ATLANTA (Aug. 10, 2:50 p.m. EDT) — After buying a resin distributor in February, NetVendor.com Inc. now plans to move away from online transactions and toward the software side of its business.
Atlanta-based NetVendor becomes the second independent trading exchange in the past three months to say it will shy away from Web-based plastics transactions.
In June, Chicago-based Commerx PlasticsNet said it would shift its emphasis from Web trading to providing technology to processors for online procurement. Timothy Stojka, chairman and chief executive officer of parent company Commerx Inc., cited the lack of volume — and profitability — for Web-based exchanges.
NetVendor executives did not share the same financial concerns but said that managing transactions is not where its future lies. The company launched PlasticsBin.com, a trading source for surplus plastic inventory and scrap, earlier this year.
"We learned firsthand what it takes to make an exchange work," said Michael Lackey, NetVendor director of product management. "And PlasticsBin was one of the few exchanges making money, with transactions actually going through it. But we're taking what we've learned and carving out our place in the supplier-enablement area."
NetVendor does not plan to scrap PlasticsBin and two other trading sites, for automotive and electronic parts, said spokesman Stuart Smith. However, the possibility exists that the bins could be sold, he said.
The company instead will focus on developing and marketing its E.mbrace software, which helps to automate business processes for resin and parts sellers and connecting them to potential buyers.
In May the company raised $52 million in a third round of private funding, primarily to support E.mbrace. The company's largest investor is Internet Capital Group.
Previous financing rounds — for $4 million and $12 million — went to develop trading exchanges and E.mbrace, Smith said. But the market has changed, he added.
"Between our first and second round of financing, the world got caught up in trading exchanges," Smith said. "The problem is that to get buyers, you have to have sellers. And there are 800-pound gorillas out there who can get buyers quickly. It can be both the beginning and the end of dot-coms as we know it."
One looming "gorilla" is Omnexus, a neutral trading exchange targeted at injection molders. That exchange, scheduled to start in October, is funded by seven large resin companies, including Dow Chemical Co., DuPont, BASF Corp. and Bayer AG.
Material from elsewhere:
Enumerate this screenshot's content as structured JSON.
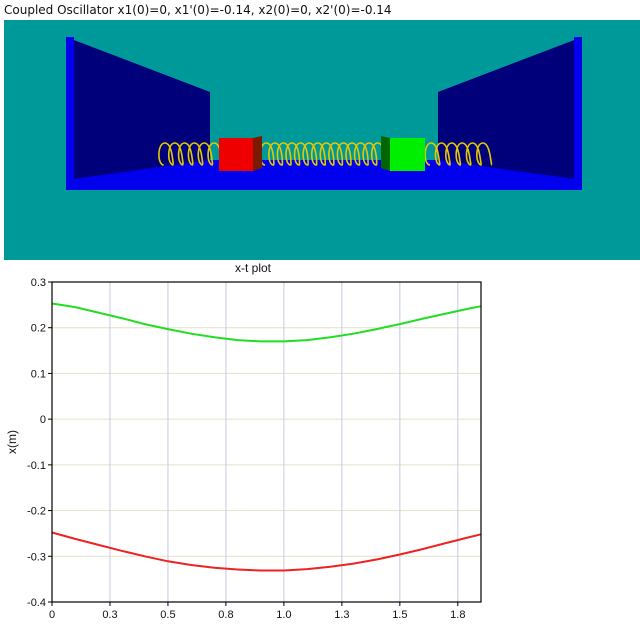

NetVendor purchased resin broker Able Plastics of Marietta, Ga., in February. Able sold thermoplastic regrind for 13 years but had difficulty keeping up with capacity through traditional selling methods, said Able Plastics founder Barry Shemaria.
Shemaria, now plastics industry director at NetVendor, did not return a telephone call seeking comment.
NetVendor's E.mbrace software, first released in 1996, is being remarketed for resin manufacturers and distributors, Lackey said. Its capabilities allow customers to browse through online catalog offerings, place orders and track shipments.
An updated feature offers the ability to transmit, view and order directly from computer-aided-design drawings.
"On the sell side of things, we hope to be that 800-pound gorilla," Smith said. "We're shifting from fighting the war (with resin suppliers) with a trading exchange to selling guns (to suppliers) for that war."
The change in direction fits forecasts by e-commerce analysts, many of whom see a coming collapse in the number of online exchanges. They site an inability to serve customers effectively and the stock-market decline.
"Independent trading exchanges, in general, do not meet supply-side needs very well," said David Caruso, general manager for manufacturing e-business strategies with Boston-based AMR Research Inc. "Their sustainable competitive advantage is a mirage."
Yet, alliances are being formed. While NetVendor is downplaying its transaction model, the company said in June that it had signed a co-marketing agreement with Burlington, Mass.-based getPlastic.com.
GetPlastic, an online provider of virgin resin, will send customers to PlasticsBin.com to dispose of excess, obsolete and slow-moving inventory, getPlastics President Chris Poirier said in a written release.
NetVendor said it will do the same for its customers who want virgin material.